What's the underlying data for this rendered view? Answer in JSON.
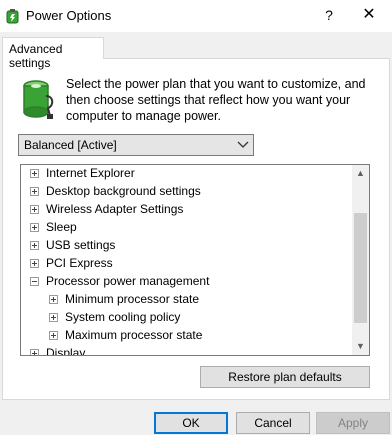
{
  "window": {
    "title": "Power Options",
    "help_label": "?",
    "close_label": "✕"
  },
  "tab": {
    "label": "Advanced settings"
  },
  "description": "Select the power plan that you want to customize, and then choose settings that reflect how you want your computer to manage power.",
  "plan_select": {
    "value": "Balanced [Active]"
  },
  "tree": {
    "items": [
      {
        "label": "Internet Explorer",
        "level": 0,
        "expander": "plus"
      },
      {
        "label": "Desktop background settings",
        "level": 0,
        "expander": "plus"
      },
      {
        "label": "Wireless Adapter Settings",
        "level": 0,
        "expander": "plus"
      },
      {
        "label": "Sleep",
        "level": 0,
        "expander": "plus"
      },
      {
        "label": "USB settings",
        "level": 0,
        "expander": "plus"
      },
      {
        "label": "PCI Express",
        "level": 0,
        "expander": "plus"
      },
      {
        "label": "Processor power management",
        "level": 0,
        "expander": "minus"
      },
      {
        "label": "Minimum processor state",
        "level": 1,
        "expander": "plus"
      },
      {
        "label": "System cooling policy",
        "level": 1,
        "expander": "plus"
      },
      {
        "label": "Maximum processor state",
        "level": 1,
        "expander": "plus"
      },
      {
        "label": "Display",
        "level": 0,
        "expander": "plus"
      }
    ],
    "scroll_up": "▲",
    "scroll_down": "▼"
  },
  "buttons": {
    "restore": "Restore plan defaults",
    "ok": "OK",
    "cancel": "Cancel",
    "apply": "Apply"
  },
  "colors": {
    "focus_border": "#0078d7",
    "battery_green": "#3aa335"
  }
}
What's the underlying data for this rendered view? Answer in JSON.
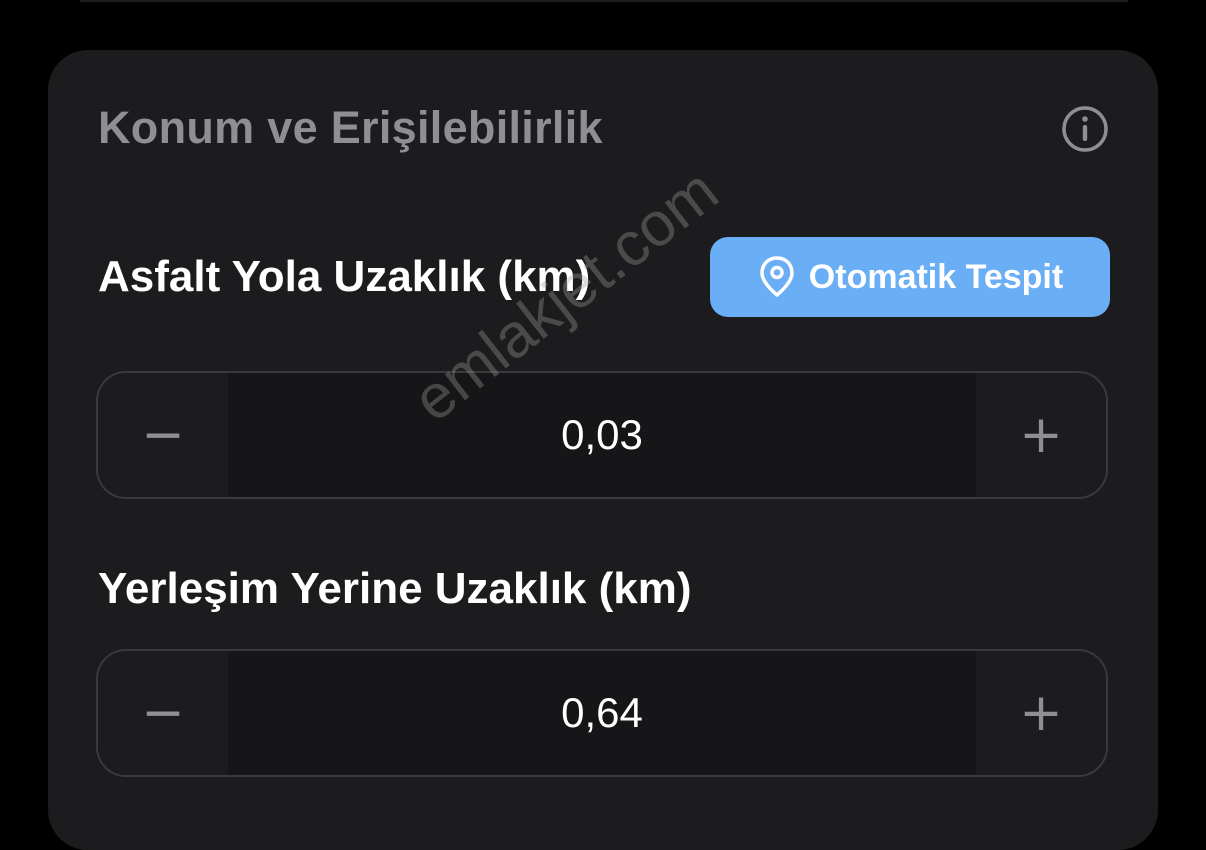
{
  "section": {
    "title": "Konum ve Erişilebilirlik",
    "info_icon": "info-circle-icon"
  },
  "fields": [
    {
      "label": "Asfalt Yola Uzaklık (km)",
      "value": "0,03",
      "minus_symbol": "−",
      "plus_symbol": "+"
    },
    {
      "label": "Yerleşim Yerine Uzaklık (km)",
      "value": "0,64",
      "minus_symbol": "−",
      "plus_symbol": "+"
    }
  ],
  "auto_detect": {
    "label": "Otomatik Tespit",
    "icon": "location-pin-icon"
  },
  "watermark": "emlakjet.com",
  "colors": {
    "background": "#000000",
    "card": "#1c1c1e",
    "accent": "#6aaef5",
    "muted_text": "#8e8e93",
    "text": "#ffffff"
  }
}
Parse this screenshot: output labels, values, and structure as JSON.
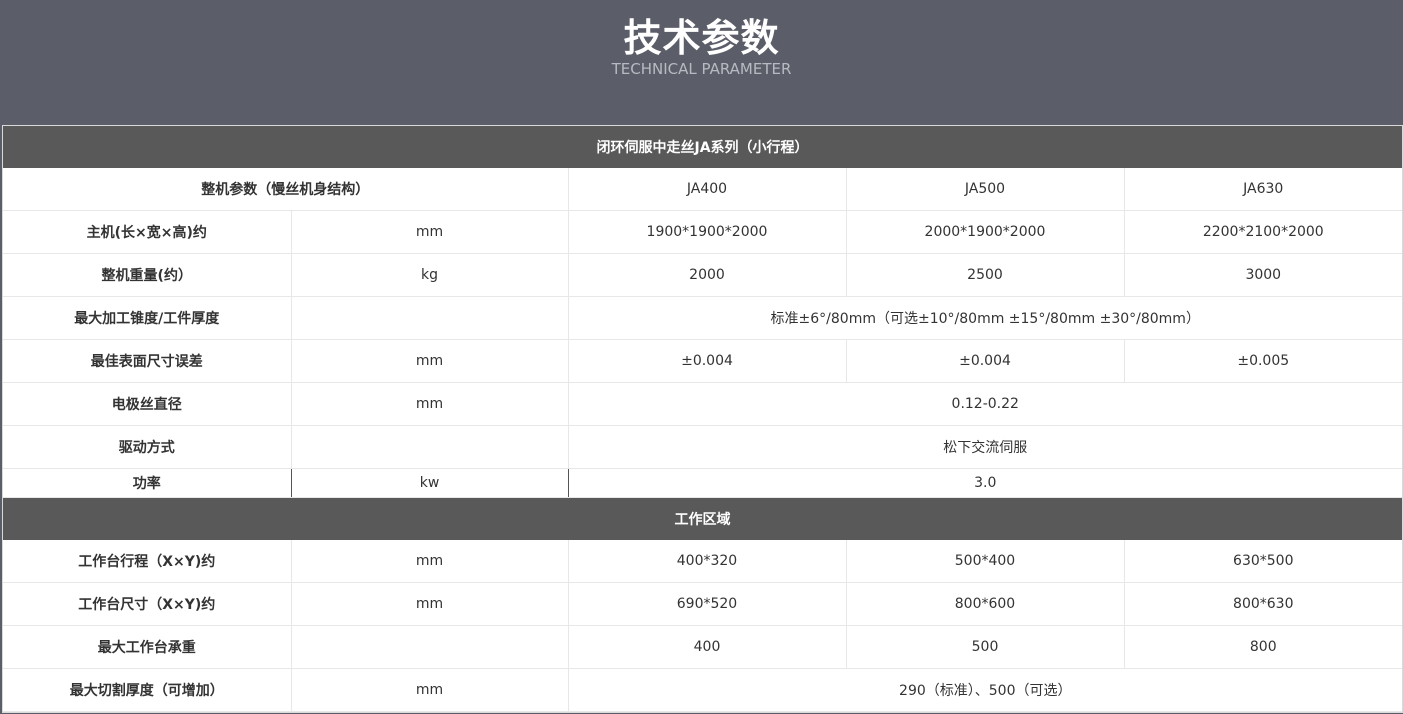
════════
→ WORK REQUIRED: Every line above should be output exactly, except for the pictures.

→ RESPONSE TO THIS EXERCISE:
What's the underlying data for this rendered view? Answer in JSON.
{
  "window": {
    "title": "Power Options",
    "help_label": "?",
    "close_label": "✕"
  },
  "tab": {
    "label": "Advanced settings"
  },
  "description": "Select the power plan that you want to customize, and then choose settings that reflect how you want your computer to manage power.",
  "plan_select": {
    "value": "Balanced [Active]"
  },
  "tree": {
    "items": [
      {
        "label": "Internet Explorer",
        "level": 0,
        "expander": "plus"
      },
      {
        "label": "Desktop background settings",
        "level": 0,
        "expander": "plus"
      },
      {
        "label": "Wireless Adapter Settings",
        "level": 0,
        "expander": "plus"
      },
      {
        "label": "Sleep",
        "level": 0,
        "expander": "plus"
      },
      {
        "label": "USB settings",
        "level": 0,
        "expander": "plus"
      },
      {
        "label": "PCI Express",
        "level": 0,
        "expander": "plus"
      },
      {
        "label": "Processor power management",
        "level": 0,
        "expander": "minus"
      },
      {
        "label": "Minimum processor state",
        "level": 1,
        "expander": "plus"
      },
      {
        "label": "System cooling policy",
        "level": 1,
        "expander": "plus"
      },
      {
        "label": "Maximum processor state",
        "level": 1,
        "expander": "plus"
      },
      {
        "label": "Display",
        "level": 0,
        "expander": "plus"
      }
    ],
    "scroll_up": "▲",
    "scroll_down": "▼"
  },
  "buttons": {
    "restore": "Restore plan defaults",
    "ok": "OK",
    "cancel": "Cancel",
    "apply": "Apply"
  },
  "colors": {
    "focus_border": "#0078d7",
    "battery_green": "#3aa335"
  }
}
What's the underlying data for this rendered view? Answer in JSON.
{
  "section": {
    "title": "Konum ve Erişilebilirlik",
    "info_icon": "info-circle-icon"
  },
  "fields": [
    {
      "label": "Asfalt Yola Uzaklık (km)",
      "value": "0,03",
      "minus_symbol": "−",
      "plus_symbol": "+"
    },
    {
      "label": "Yerleşim Yerine Uzaklık (km)",
      "value": "0,64",
      "minus_symbol": "−",
      "plus_symbol": "+"
    }
  ],
  "auto_detect": {
    "label": "Otomatik Tespit",
    "icon": "location-pin-icon"
  },
  "watermark": "emlakjet.com",
  "colors": {
    "background": "#000000",
    "card": "#1c1c1e",
    "accent": "#6aaef5",
    "muted_text": "#8e8e93",
    "text": "#ffffff"
  }
}
Parse this screenshot: output labels, values, and structure as JSON.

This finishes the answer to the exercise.